**Required work**
What is the count of lines in the material below that hold "description"? Answer with only that number.

★ ★ ★ ★

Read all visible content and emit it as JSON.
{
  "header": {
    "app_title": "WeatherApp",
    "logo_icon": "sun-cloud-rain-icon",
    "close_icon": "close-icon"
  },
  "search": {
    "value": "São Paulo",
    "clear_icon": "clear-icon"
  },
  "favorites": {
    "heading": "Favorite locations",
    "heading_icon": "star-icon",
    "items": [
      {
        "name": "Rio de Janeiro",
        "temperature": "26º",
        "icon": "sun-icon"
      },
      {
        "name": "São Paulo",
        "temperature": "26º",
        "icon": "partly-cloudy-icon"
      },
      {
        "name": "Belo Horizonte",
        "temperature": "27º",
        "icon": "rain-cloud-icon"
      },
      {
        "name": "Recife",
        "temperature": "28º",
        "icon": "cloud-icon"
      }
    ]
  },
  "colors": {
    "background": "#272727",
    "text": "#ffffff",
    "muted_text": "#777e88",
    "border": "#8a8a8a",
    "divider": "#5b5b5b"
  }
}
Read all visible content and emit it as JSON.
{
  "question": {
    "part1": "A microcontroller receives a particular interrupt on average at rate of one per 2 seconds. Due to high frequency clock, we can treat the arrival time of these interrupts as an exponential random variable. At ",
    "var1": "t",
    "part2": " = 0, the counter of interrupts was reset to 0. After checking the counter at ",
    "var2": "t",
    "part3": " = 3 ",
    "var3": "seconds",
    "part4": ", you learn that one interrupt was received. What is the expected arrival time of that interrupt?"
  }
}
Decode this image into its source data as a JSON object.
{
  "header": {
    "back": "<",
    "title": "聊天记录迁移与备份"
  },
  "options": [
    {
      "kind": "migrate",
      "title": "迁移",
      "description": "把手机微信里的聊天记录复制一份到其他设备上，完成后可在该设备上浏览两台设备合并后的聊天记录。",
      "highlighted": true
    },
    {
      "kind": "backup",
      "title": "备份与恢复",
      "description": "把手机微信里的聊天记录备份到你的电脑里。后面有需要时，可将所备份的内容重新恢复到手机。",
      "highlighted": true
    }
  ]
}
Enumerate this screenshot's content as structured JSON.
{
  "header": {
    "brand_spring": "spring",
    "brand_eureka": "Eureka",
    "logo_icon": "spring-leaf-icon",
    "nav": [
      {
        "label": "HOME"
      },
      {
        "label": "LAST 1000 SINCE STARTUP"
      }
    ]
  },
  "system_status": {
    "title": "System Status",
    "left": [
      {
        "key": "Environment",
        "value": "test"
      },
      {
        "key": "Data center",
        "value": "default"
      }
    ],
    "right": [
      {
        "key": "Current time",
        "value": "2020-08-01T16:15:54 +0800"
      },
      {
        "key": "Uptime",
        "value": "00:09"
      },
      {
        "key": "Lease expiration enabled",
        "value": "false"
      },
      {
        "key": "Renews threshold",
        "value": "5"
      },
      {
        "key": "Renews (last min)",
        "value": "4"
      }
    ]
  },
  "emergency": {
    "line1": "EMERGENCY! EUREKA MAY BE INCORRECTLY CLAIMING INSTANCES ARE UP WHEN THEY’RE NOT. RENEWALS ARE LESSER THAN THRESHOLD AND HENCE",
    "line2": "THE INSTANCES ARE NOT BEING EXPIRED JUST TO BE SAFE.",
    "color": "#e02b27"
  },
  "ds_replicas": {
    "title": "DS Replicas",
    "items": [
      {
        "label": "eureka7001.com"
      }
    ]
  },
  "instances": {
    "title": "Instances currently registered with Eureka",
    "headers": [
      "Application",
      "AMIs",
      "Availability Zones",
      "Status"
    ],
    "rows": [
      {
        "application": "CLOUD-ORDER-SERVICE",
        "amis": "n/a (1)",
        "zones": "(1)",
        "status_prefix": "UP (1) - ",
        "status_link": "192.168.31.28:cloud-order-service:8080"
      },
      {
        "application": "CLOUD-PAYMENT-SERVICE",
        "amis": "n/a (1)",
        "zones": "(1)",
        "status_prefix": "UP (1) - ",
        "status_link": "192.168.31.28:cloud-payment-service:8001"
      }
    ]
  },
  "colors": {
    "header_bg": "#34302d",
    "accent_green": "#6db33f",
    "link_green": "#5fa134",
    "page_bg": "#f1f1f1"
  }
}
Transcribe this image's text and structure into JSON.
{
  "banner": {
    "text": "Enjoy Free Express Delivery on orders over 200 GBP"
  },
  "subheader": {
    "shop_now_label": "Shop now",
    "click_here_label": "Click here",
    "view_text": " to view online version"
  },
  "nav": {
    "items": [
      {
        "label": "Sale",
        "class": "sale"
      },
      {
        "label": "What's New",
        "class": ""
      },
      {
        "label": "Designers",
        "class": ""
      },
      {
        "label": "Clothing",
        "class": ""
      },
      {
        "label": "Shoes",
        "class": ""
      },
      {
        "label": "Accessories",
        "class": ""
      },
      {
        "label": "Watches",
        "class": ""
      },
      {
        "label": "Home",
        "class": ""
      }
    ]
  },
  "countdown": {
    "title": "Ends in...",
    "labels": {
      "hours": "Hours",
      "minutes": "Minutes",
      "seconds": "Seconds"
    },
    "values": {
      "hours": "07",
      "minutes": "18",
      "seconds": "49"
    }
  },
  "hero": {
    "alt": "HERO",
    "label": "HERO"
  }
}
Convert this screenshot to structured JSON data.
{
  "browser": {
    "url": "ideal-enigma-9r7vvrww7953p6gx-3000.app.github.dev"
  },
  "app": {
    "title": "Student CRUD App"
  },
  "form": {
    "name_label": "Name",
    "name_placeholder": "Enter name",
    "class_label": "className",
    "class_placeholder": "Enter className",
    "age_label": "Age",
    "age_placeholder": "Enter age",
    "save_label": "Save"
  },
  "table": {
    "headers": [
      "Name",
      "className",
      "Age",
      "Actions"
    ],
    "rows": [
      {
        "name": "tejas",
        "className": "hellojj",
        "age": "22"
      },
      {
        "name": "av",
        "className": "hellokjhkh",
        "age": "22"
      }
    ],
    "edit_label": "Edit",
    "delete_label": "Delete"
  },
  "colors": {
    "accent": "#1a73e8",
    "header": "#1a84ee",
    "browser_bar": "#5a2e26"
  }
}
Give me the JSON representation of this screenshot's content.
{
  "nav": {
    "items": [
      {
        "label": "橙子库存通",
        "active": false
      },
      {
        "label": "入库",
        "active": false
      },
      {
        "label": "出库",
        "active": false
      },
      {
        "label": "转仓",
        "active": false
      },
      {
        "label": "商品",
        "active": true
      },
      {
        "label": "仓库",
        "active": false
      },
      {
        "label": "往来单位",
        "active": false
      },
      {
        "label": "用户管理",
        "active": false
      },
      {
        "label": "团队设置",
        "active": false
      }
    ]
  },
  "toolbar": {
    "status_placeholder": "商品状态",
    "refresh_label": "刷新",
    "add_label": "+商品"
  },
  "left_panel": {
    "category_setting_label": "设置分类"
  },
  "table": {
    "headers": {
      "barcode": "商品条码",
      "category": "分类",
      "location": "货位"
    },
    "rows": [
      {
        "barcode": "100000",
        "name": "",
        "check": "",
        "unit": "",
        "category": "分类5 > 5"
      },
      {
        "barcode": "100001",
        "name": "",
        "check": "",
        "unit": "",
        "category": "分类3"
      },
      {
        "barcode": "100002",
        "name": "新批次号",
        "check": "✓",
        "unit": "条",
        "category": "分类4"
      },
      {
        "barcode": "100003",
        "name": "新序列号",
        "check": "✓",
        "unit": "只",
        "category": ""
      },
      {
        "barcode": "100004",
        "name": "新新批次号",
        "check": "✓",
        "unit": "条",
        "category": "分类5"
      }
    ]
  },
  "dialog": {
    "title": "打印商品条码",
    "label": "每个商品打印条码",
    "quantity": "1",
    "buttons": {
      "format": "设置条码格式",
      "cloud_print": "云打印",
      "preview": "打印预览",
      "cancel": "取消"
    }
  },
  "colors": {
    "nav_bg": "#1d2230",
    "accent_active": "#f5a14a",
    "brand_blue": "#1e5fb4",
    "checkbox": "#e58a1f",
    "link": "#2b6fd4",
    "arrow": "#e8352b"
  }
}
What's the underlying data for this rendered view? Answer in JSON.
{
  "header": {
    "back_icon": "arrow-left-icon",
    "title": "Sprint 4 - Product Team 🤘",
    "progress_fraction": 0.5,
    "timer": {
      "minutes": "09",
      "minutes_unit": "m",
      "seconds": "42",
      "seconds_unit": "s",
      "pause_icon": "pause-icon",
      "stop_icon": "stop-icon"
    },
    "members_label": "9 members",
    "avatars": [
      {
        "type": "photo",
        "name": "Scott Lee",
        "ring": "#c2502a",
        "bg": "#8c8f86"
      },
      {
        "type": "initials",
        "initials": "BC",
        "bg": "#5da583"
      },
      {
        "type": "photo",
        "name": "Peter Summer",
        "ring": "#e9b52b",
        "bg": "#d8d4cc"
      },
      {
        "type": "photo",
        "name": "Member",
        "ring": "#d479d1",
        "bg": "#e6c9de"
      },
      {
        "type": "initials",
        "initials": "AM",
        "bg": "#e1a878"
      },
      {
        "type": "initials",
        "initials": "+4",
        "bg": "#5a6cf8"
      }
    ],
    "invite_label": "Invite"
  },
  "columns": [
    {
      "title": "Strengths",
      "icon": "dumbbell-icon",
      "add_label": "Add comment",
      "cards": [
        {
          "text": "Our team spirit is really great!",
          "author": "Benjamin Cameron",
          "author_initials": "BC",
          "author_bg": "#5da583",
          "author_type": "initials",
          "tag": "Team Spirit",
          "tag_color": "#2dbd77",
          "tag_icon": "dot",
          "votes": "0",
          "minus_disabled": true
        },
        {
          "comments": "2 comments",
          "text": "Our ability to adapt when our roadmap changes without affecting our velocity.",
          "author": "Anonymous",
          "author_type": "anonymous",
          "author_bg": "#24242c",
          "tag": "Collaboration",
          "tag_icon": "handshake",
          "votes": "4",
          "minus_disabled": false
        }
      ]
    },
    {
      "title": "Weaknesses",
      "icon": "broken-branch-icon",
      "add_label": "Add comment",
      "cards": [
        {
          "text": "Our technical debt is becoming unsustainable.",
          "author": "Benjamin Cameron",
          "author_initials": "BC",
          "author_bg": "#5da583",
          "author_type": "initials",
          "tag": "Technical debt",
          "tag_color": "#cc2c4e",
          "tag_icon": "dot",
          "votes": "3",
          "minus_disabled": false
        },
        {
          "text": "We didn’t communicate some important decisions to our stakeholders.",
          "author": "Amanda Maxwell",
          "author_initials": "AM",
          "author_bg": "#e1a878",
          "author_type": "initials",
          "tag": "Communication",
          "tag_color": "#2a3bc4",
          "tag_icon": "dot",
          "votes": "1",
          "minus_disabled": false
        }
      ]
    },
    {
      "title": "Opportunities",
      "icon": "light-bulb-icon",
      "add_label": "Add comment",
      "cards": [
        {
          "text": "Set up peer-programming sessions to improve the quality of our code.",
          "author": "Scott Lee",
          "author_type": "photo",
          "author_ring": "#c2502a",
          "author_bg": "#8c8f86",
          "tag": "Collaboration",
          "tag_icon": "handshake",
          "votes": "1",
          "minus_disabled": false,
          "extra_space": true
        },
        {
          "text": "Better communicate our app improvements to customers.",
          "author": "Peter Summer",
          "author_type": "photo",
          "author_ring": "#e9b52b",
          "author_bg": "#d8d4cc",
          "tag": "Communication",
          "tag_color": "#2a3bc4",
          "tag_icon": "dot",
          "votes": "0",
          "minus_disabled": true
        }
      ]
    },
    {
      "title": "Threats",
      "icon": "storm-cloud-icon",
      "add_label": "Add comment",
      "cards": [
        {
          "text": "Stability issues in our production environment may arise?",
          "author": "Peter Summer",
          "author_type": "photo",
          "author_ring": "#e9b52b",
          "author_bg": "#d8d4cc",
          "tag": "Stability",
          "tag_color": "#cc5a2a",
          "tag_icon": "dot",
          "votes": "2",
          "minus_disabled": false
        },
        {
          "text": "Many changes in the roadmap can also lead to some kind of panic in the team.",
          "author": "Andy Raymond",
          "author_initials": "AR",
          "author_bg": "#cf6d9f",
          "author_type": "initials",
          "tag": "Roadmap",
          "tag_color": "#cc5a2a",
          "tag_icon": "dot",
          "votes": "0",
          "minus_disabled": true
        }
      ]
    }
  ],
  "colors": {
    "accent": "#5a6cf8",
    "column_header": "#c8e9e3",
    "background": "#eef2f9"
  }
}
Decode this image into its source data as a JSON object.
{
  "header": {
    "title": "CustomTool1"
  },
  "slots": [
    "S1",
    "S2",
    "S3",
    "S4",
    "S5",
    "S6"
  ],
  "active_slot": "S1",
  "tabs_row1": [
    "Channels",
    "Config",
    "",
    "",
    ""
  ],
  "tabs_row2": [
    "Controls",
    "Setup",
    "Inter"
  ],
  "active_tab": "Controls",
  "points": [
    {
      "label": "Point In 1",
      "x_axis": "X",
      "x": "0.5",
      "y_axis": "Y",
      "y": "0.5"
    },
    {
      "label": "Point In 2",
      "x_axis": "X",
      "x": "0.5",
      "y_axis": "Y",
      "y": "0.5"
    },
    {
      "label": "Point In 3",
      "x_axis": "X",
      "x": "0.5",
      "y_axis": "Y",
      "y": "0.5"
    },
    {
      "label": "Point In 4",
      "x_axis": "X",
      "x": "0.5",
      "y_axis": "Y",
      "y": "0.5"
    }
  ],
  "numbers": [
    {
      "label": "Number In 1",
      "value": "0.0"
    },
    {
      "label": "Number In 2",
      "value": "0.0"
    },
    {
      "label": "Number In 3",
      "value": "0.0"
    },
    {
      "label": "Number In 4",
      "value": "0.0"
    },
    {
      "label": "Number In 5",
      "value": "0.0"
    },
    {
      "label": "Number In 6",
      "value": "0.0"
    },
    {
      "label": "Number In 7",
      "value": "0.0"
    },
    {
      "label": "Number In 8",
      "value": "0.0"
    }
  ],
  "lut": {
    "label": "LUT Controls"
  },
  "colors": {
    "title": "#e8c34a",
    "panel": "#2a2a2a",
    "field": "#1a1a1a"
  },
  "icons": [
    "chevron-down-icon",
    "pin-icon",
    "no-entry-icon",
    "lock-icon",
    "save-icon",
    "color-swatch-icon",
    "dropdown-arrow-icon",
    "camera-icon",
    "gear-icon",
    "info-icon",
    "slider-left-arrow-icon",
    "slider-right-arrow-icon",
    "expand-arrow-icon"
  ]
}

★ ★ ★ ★

**Task solution**
2